“You will be able to catalogue and tag every single object that you see in the physical world around you and that is the future of mapping, and this policy, actually unleashing this whole system of innovation that is now possible because this tiny little camera has got lidar, you can actually see a single object, and that’s where the computing moving onto the edge”, said Umakant.
He further added that “I mean we have not even started to comprehend what it might be”, And “that’s why it’s great news for Indian start-ups founders. What is next right after the mobile revolution, I think Maps. You know combined with AI and robotics they are going to form the next big wave of change in terms of massive business potential we have”, said Umakant.”
On the question of whether we can go International, Lalitesh answered, “when we have the best mapping technologies available and that will only happen if we start in our own backyard.”
He had further explained that according to a rough guess not more than 15% of India is mapped and we need to map everything that matters in India for development. According to him, there is a lot of work to be done, it won’t happen with just one company building it.
He further added that “democratization can only happen if the underlying layers become accessible which is both coverages has to increase quality has to increase and that can only happen with large amounts of innovation” and making it as easy as creating websites’.
‘So, I am looking forward to a world where we have you know hundreds, if not thousands of mapping innovations coming”, he added.
Mohit expressed his agreement with Lalitesh on how unmapped India was and explained the Challenge it posed to them in food delivery even to urban dwellers.
He went on to explain how they had to innovate and add a pre-recorded voice (audio instruction) message for consumer location to solve a problem of precision mapping.
He said that the “Audio instructions “we had to launch and are being used very widely, the last mile addresses and ability to get last-mile addresses accurately is very poor as a result a lot of our riders would end up calling customers for last-mile instructions.”
“Reality is that, there is a lot of ground to be covered for maps”, he added.
He also informed that they do not like over-dependence on a single player and hence has been doing a pilot almost every year with MapmyIndia. He felt that MapmyIndia has also a room to improve and become competitive to existing major services.
Sudhir posed a question on how easy it will be to use maps and if the process of using mapping information will be as stringent as existing offline maps, which sometimes require the approval of a senior official like joint secretary of Government of India, to obtain a physical map and use.
Lalitesh answered, “policy calls for all the government agencies cooperating, obviously if not of security sensitivity, which is most of the mapping data, to be made accessible to Indian company I’m hoping see changes coming”
Maps that you can depend on how to run on good quality data otherwise they will fail so so this is really enabler I don’t look at the map a product at the map enabling piece of infrastructure that every you know digital entity in India needs to have access to
Lalitesh further went on to explain how mapping can change lending, by using mapping in property and land record. According to him, it has the potential to unlock more than 4 and a half-trillion dollars of capital both for small business.
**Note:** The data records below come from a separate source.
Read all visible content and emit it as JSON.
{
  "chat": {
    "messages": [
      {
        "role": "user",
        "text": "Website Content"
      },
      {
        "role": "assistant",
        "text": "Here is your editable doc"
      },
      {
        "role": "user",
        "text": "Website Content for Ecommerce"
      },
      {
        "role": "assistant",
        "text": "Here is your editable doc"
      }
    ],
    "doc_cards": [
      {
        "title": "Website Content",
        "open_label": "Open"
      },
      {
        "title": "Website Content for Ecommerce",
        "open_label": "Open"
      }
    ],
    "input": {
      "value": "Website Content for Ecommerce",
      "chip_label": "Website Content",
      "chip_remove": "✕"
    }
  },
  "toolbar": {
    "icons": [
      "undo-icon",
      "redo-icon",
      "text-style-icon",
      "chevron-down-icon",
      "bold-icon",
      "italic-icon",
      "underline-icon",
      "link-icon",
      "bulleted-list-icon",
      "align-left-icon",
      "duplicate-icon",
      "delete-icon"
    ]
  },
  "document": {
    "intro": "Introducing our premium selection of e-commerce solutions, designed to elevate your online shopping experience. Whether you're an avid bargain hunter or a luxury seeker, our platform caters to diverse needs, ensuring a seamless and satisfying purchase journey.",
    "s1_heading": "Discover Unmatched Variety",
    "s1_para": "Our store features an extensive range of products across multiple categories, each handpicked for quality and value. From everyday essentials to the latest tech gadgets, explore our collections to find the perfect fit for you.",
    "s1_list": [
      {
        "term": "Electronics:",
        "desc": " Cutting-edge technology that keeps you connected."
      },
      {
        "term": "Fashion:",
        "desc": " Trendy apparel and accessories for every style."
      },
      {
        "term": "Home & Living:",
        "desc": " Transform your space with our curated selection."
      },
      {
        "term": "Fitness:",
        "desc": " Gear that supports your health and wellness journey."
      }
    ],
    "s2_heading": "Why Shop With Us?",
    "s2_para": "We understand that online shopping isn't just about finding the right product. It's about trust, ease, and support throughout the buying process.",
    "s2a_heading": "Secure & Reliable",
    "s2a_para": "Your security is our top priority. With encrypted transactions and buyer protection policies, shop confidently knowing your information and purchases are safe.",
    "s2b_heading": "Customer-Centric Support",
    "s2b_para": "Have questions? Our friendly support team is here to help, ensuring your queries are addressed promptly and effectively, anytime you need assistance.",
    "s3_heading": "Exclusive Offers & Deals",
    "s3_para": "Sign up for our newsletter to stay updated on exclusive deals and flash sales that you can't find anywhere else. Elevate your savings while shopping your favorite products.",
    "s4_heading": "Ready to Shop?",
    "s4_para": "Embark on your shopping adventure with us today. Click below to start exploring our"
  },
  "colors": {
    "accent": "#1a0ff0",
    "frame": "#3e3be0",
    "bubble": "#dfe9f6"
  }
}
Disclaimer: The discussion and ideas expressed here should not be construed as legal advice. The discussion is conducted with Industry practitioners and experts for purpose of benefiting the Industry members in Software product, IT or ITeS Industry